• Work task:
When a picture appears among the records, leave it out, and copy all else exactly.
========================
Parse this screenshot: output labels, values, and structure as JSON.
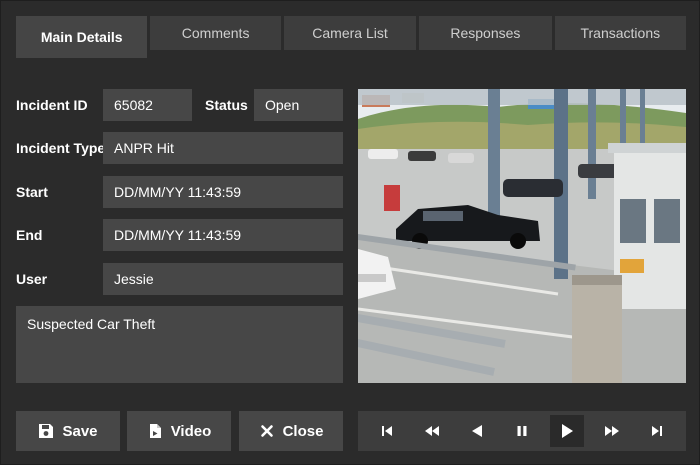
{
  "tabs": [
    {
      "label": "Main Details",
      "active": true
    },
    {
      "label": "Comments",
      "active": false
    },
    {
      "label": "Camera List",
      "active": false
    },
    {
      "label": "Responses",
      "active": false
    },
    {
      "label": "Transactions",
      "active": false
    }
  ],
  "form": {
    "incident_id_label": "Incident ID",
    "incident_id_value": "65082",
    "status_label": "Status",
    "status_value": "Open",
    "incident_type_label": "Incident Type",
    "incident_type_value": "ANPR Hit",
    "start_label": "Start",
    "start_value": "DD/MM/YY 11:43:59",
    "end_label": "End",
    "end_value": "DD/MM/YY 11:43:59",
    "user_label": "User",
    "user_value": "Jessie",
    "notes_value": "Suspected Car Theft"
  },
  "actions": {
    "save_label": "Save",
    "video_label": "Video",
    "close_label": "Close"
  },
  "player": {
    "buttons": [
      "skip-to-start",
      "rewind",
      "step-back",
      "pause",
      "play",
      "fast-forward",
      "skip-to-end"
    ],
    "active": "play"
  },
  "colors": {
    "background": "#2b2b2b",
    "field": "#474747",
    "tab": "#3d3d3d",
    "tab_active": "#454545",
    "text": "#ffffff"
  }
}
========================
• Solved problem:
Parse this screenshot: output labels, values, and structure as JSON.
{
  "tabs": [
    {
      "label": "Main Details",
      "active": true
    },
    {
      "label": "Comments",
      "active": false
    },
    {
      "label": "Camera List",
      "active": false
    },
    {
      "label": "Responses",
      "active": false
    },
    {
      "label": "Transactions",
      "active": false
    }
  ],
  "form": {
    "incident_id_label": "Incident ID",
    "incident_id_value": "65082",
    "status_label": "Status",
    "status_value": "Open",
    "incident_type_label": "Incident Type",
    "incident_type_value": "ANPR Hit",
    "start_label": "Start",
    "start_value": "DD/MM/YY 11:43:59",
    "end_label": "End",
    "end_value": "DD/MM/YY 11:43:59",
    "user_label": "User",
    "user_value": "Jessie",
    "notes_value": "Suspected Car Theft"
  },
  "actions": {
    "save_label": "Save",
    "video_label": "Video",
    "close_label": "Close"
  },
  "player": {
    "buttons": [
      "skip-to-start",
      "rewind",
      "step-back",
      "pause",
      "play",
      "fast-forward",
      "skip-to-end"
    ],
    "active": "play"
  },
  "colors": {
    "background": "#2b2b2b",
    "field": "#474747",
    "tab": "#3d3d3d",
    "tab_active": "#454545",
    "text": "#ffffff"
  }
}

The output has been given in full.